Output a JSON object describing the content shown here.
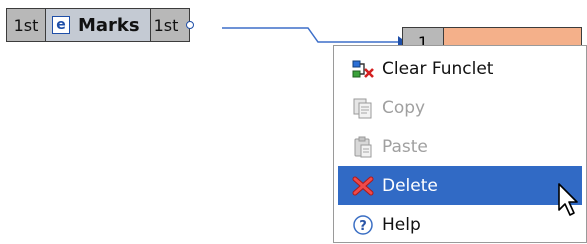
{
  "source_component": {
    "left_port": "1st",
    "type_badge": "e",
    "name": "Marks",
    "right_port": "1st"
  },
  "target_component": {
    "left_port": "1"
  },
  "context_menu": {
    "items": [
      {
        "label": "Clear Funclet",
        "icon": "clear-funclet-icon",
        "enabled": true
      },
      {
        "label": "Copy",
        "icon": "copy-icon",
        "enabled": false
      },
      {
        "label": "Paste",
        "icon": "paste-icon",
        "enabled": false
      },
      {
        "label": "Delete",
        "icon": "delete-icon",
        "enabled": true,
        "selected": true
      },
      {
        "label": "Help",
        "icon": "help-icon",
        "enabled": true
      }
    ]
  },
  "colors": {
    "selection": "#316ac5",
    "wire": "#1f4fa8",
    "target_body": "#f4b08a"
  }
}
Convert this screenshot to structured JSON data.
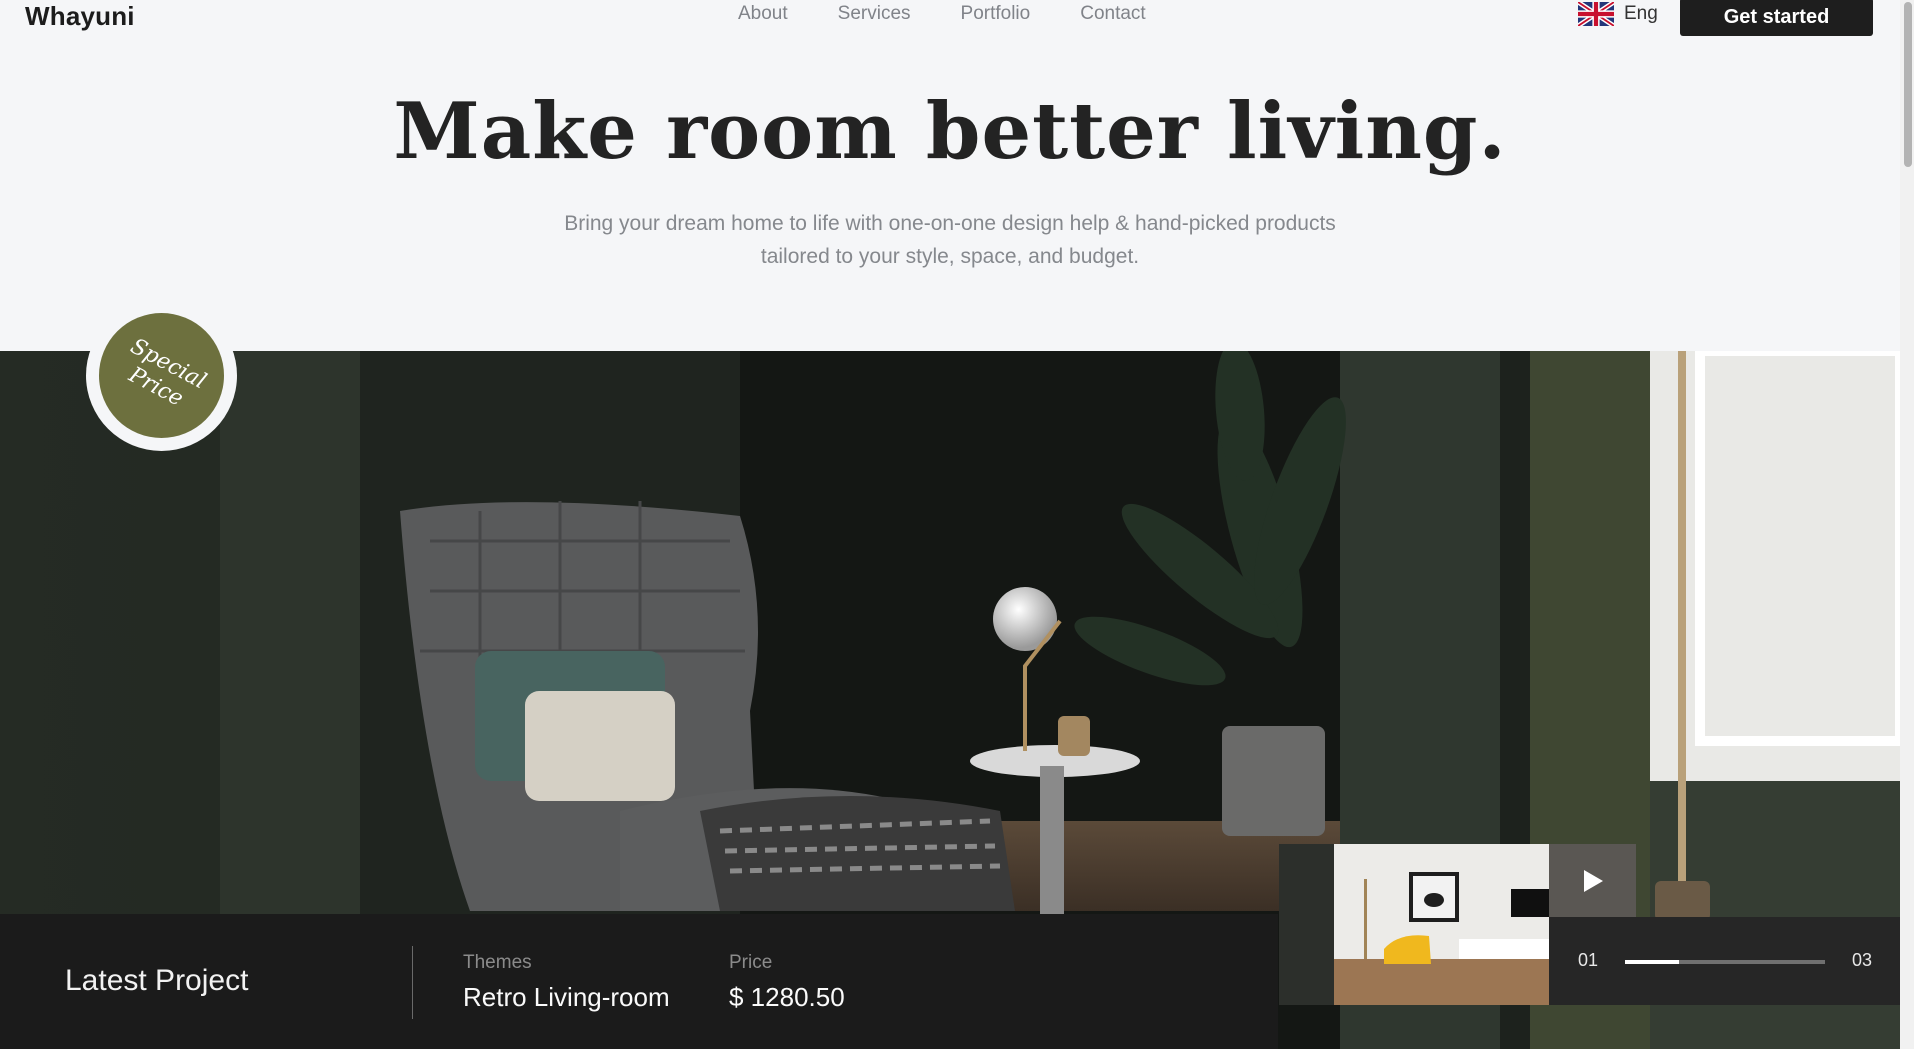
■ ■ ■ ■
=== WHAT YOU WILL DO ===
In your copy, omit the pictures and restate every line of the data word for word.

=== TASK SOLUTION ===
Output a JSON object describing the content shown here.
{
  "source_component": {
    "left_port": "1st",
    "type_badge": "e",
    "name": "Marks",
    "right_port": "1st"
  },
  "target_component": {
    "left_port": "1"
  },
  "context_menu": {
    "items": [
      {
        "label": "Clear Funclet",
        "icon": "clear-funclet-icon",
        "enabled": true
      },
      {
        "label": "Copy",
        "icon": "copy-icon",
        "enabled": false
      },
      {
        "label": "Paste",
        "icon": "paste-icon",
        "enabled": false
      },
      {
        "label": "Delete",
        "icon": "delete-icon",
        "enabled": true,
        "selected": true
      },
      {
        "label": "Help",
        "icon": "help-icon",
        "enabled": true
      }
    ]
  },
  "colors": {
    "selection": "#316ac5",
    "wire": "#1f4fa8",
    "target_body": "#f4b08a"
  }
}
Convert this screenshot to structured JSON data.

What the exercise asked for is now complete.